« Last Edit: February 02, 2012, 07:21:29 PM by knot4u »

Drugstorebrewer

  • Newbie
  • *
  • Posts: 6
Re: Securing a cork in a pressurized bottle
« Reply #12 on: February 02, 2012, 05:45:27 AM »
I'm still gathering materials, so I haven't put the twine to bottle yet.
I am wondering about the top knot...I was thinking of a square knot as well, then trim the loose ends close to the knot or something.
The picture of the champagne knot has the two loose ends wrapping around each other a few times, which looks nice but I can't imagine it holding the cork in place.
Any ideas for a simple and perhaps decorative knot for the top?

SS369

  • Global Moderator
  • Sr. Member
  • *****
  • Posts: 1305
Re: Securing a cork in a pressurized bottle
« Reply #13 on: February 02, 2012, 02:53:21 PM »
Hello Drugstorebrewer.

I believe that the pictured knot will work well even though it looks so simple.
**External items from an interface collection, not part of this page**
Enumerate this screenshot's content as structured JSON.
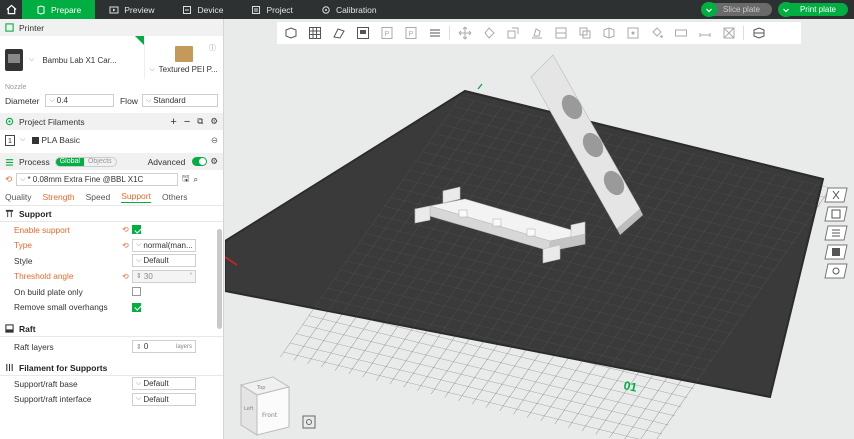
{
  "tabs": [
    {
      "label": "Prepare",
      "icon": "prepare-icon",
      "active": true
    },
    {
      "label": "Preview",
      "icon": "preview-icon",
      "active": false
    },
    {
      "label": "Device",
      "icon": "device-icon",
      "active": false
    },
    {
      "label": "Project",
      "icon": "project-icon",
      "active": false
    },
    {
      "label": "Calibration",
      "icon": "calibration-icon",
      "active": false
    }
  ],
  "actions": {
    "slice": "Slice plate",
    "print": "Print plate"
  },
  "printer": {
    "heading": "Printer",
    "name": "Bambu Lab X1 Car...",
    "plate": "Textured PEI P...",
    "nozzle_label": "Nozzle",
    "diameter_label": "Diameter",
    "diameter_value": "0.4",
    "flow_label": "Flow",
    "flow_value": "Standard"
  },
  "filaments": {
    "heading": "Project Filaments",
    "items": [
      {
        "index": "1",
        "name": "PLA Basic"
      }
    ]
  },
  "process": {
    "heading": "Process",
    "global": "Global",
    "objects": "Objects",
    "advanced": "Advanced",
    "profile": "* 0.08mm Extra Fine @BBL X1C",
    "subtabs": [
      "Quality",
      "Strength",
      "Speed",
      "Support",
      "Others"
    ]
  },
  "support": {
    "title": "Support",
    "enable_label": "Enable support",
    "type_label": "Type",
    "type_value": "normal(man...",
    "style_label": "Style",
    "style_value": "Default",
    "threshold_label": "Threshold angle",
    "threshold_value": "30",
    "build_plate_label": "On build plate only",
    "remove_label": "Remove small overhangs"
  },
  "raft": {
    "title": "Raft",
    "layers_label": "Raft layers",
    "layers_value": "0",
    "layers_unit": "layers"
  },
  "filament_supports": {
    "title": "Filament for Supports",
    "base_label": "Support/raft base",
    "base_value": "Default",
    "interface_label": "Support/raft interface",
    "interface_value": "Default"
  },
  "viewport": {
    "plate_number": "01",
    "cube_top": "Top",
    "cube_front": "Front",
    "cube_left": "Left"
  },
  "colors": {
    "accent": "#00ae42",
    "modified": "#e86a2a",
    "topbar": "#2e3131",
    "bed": "#3a3a3a"
  }
}
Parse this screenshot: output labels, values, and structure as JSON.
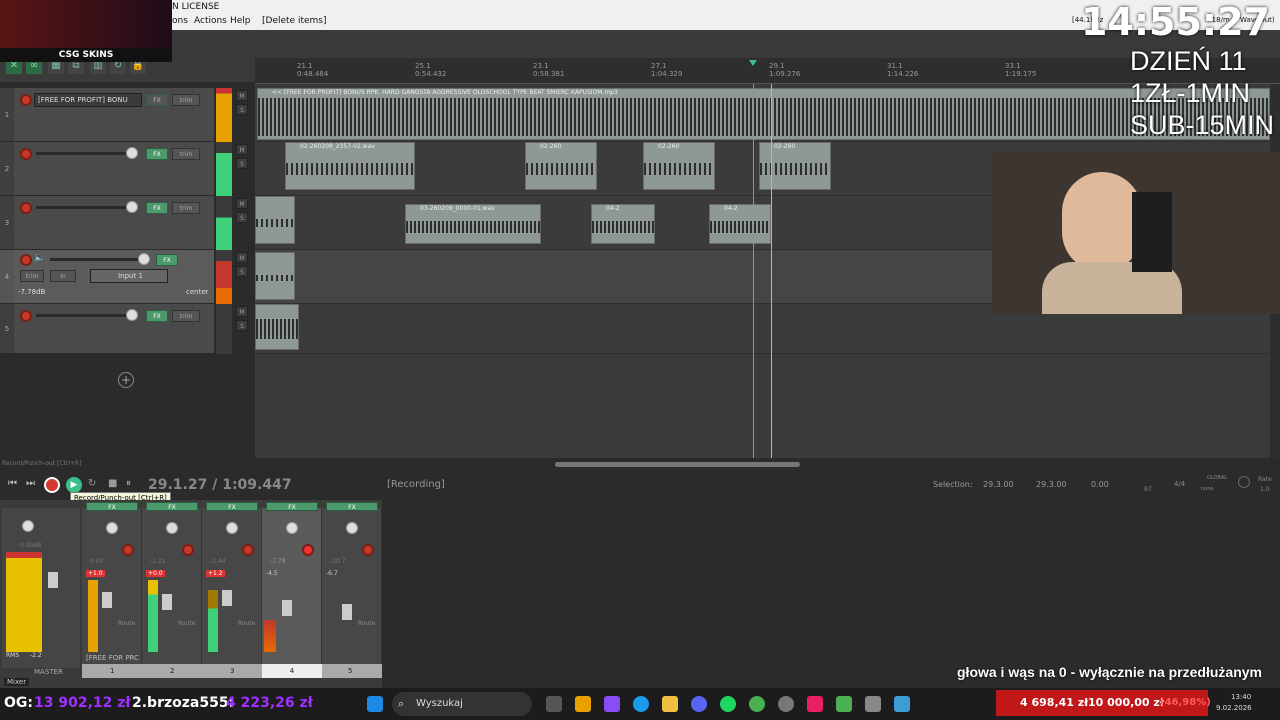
{
  "menu": {
    "items": [
      "ons",
      "Actions",
      "Help",
      "[Delete items]"
    ],
    "title_fragment": "N LICENSE",
    "audio_status": "[44.1kHz",
    "audio_status_suffix": "...18/m",
    "audio_device": "WaveOut)"
  },
  "stream_overlay": {
    "clock": "14:55:27",
    "day": "DZIEŃ 11",
    "rate1": "1ZŁ-1MIN",
    "rate2": "SUB-15MIN",
    "sponsor": "CSG SKINS",
    "banner": "głowa i wąs na 0 - wyłącznie na przedłużanym",
    "ticker_left_label": "OG:",
    "ticker_left_value": "13 902,12 zł",
    "ticker_user": "2.brzoza555:",
    "ticker_user_value": "4 223,26 zł",
    "goal_current": "4 698,41 zł",
    "goal_target": "10 000,00 zł",
    "goal_percent": "(46,98%)"
  },
  "ruler": {
    "marks": [
      {
        "bar": "21.1",
        "time": "0:48.484"
      },
      {
        "bar": "25.1",
        "time": "0:54.432"
      },
      {
        "bar": "23.1",
        "time": "0:58.381"
      },
      {
        "bar": "27.1",
        "time": "1:04.329"
      },
      {
        "bar": "29.1",
        "time": "1:09.276"
      },
      {
        "bar": "31.1",
        "time": "1:14.226"
      },
      {
        "bar": "33.1",
        "time": "1:19.175"
      }
    ]
  },
  "tracks": [
    {
      "num": "1",
      "name": "[FREE FOR PROFIT] BONU",
      "fx": "FX",
      "trim": "trim"
    },
    {
      "num": "2",
      "name": "",
      "fx": "FX",
      "trim": "trim"
    },
    {
      "num": "3",
      "name": "",
      "fx": "FX",
      "trim": "trim"
    },
    {
      "num": "4",
      "name": "",
      "fx": "FX",
      "trim": "trim",
      "input": "Input 1",
      "volume": "-7.78dB",
      "pan": "center",
      "in": "in"
    },
    {
      "num": "5",
      "name": "",
      "fx": "FX",
      "trim": "trim"
    }
  ],
  "items": {
    "t1": "<< [FREE FOR PROFIT] BONUS RPK, HARD GANGSTA AGGRESSIVE OLDSCHOOL TYPE BEAT ŚMIERĆ KAPUSIOM.mp3",
    "t2a": "02-260208_2357-02.wav",
    "t2b": "02-260",
    "t2c": "02-260",
    "t2d": "02-260",
    "t3a": "03-260209_0000-01.wav",
    "t3b": "04-2",
    "t3c": "04-2"
  },
  "transport": {
    "position": "29.1.27 / 1:09.447",
    "status": "[Recording]",
    "tooltip": "Record/Punch-out [Ctrl+R]",
    "hint": "Record/Punch-out [Ctrl+R]",
    "selection_label": "Selection:",
    "sel_start": "29.3.00",
    "sel_end": "29.3.00",
    "sel_len": "0.00",
    "bpm": "97",
    "timesig": "4/4",
    "global": "GLOBAL",
    "none": "none",
    "rate_label": "Rate",
    "rate": "1.0"
  },
  "mixer": {
    "master_label": "MASTER",
    "master_db": "0.00dB",
    "rms": "RMS",
    "rms_val": "-2.2",
    "channel_names": [
      "[FREE FOR PRC",
      "",
      "",
      "",
      ""
    ],
    "channel_nums": [
      "1",
      "2",
      "3",
      "4",
      "5"
    ],
    "channel_db": [
      "0.00",
      "-1.22",
      "-2.44",
      "-7.78",
      "-10.7"
    ],
    "peaks": [
      "+1.0",
      "+0.0",
      "+1.2",
      "-4.5",
      "-6.7"
    ],
    "route": "Route",
    "fx": "FX",
    "mixer_tab": "Mixer"
  },
  "taskbar": {
    "search_placeholder": "Wyszukaj",
    "time": "13:40",
    "date": "9.02.2026"
  }
}
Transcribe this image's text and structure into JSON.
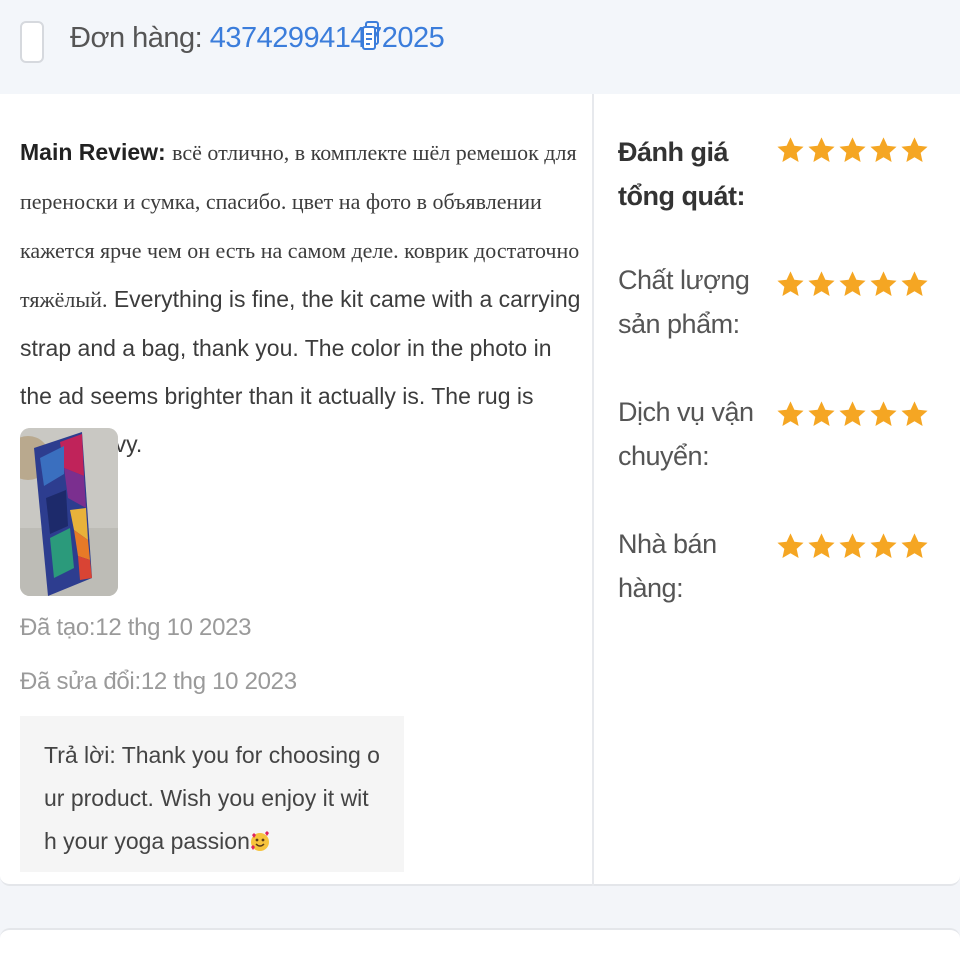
{
  "header": {
    "order_prefix": "Đơn hàng:",
    "order_id": "437429941472025",
    "copy_icon": "copy-icon"
  },
  "review": {
    "label": "Main Review:",
    "text_ru": "всё отлично, в комплекте шёл ремешок для переноски и сумка, спасибо. цвет на фото в объявлении кажется ярче чем он есть на самом деле. коврик достаточно тяжёлый.",
    "text_en": "Everything is fine, the kit came with a carrying strap and a bag, thank you. The color in the photo in the ad seems brighter than it actually is. The rug is quite heavy.",
    "created": "Đã tạo:12 thg 10 2023",
    "modified": "Đã sửa đổi:12 thg 10 2023",
    "reply": "Trả lời: Thank you for choosing our product. Wish you enjoy it with your yoga passion",
    "reply_emoji": "smiling-face-with-hearts-emoji"
  },
  "ratings": [
    {
      "label": "Đánh giá tổng quát:",
      "stars": 5,
      "max": 5
    },
    {
      "label": "Chất lượng sản phẩm:",
      "stars": 5,
      "max": 5
    },
    {
      "label": "Dịch vụ vận chuyển:",
      "stars": 5,
      "max": 5
    },
    {
      "label": "Nhà bán hàng:",
      "stars": 5,
      "max": 5
    }
  ],
  "colors": {
    "accent_link": "#3b7ddb",
    "star": "#f5a623",
    "muted_text": "#9a9a9a"
  }
}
Simple is good sometimes. The coils of the knot will dig into the cork top and friction would hold it all in place and it probably/maybe was finished off with another to make it a "surgeon's" knot.

Your request begs answering to the question of: Do you want a knot that unties and may be less secure or one that is down right secure/permanent?

I probably would use something you would find on this site http://www.fieggen.com/shoelace/index.htm

SS

Sweeney

  • Global Moderator
  • Sr. Member
  • *****
  • Posts: 714
Re: Securing a cork in a pressurized bottle
« Reply #14 on: February 02, 2012, 05:47:09 PM »
I am wondering about the top knot...I was thinking of a square knot as well, then trim the loose ends close to the knot or something.
The picture of the champagne knot has the two loose ends wrapping around each other a few times, which looks nice but I can't imagine it holding the cork in place.

If you tie a square knot and trim the ends close it will come undone easily.  As SS369 says the simple wrap may work well especially in the likes of jute which has a rough surface.  A dab of clear glue on the cork before finishing the knot will help to keep it in place and won't be obvious.

Barry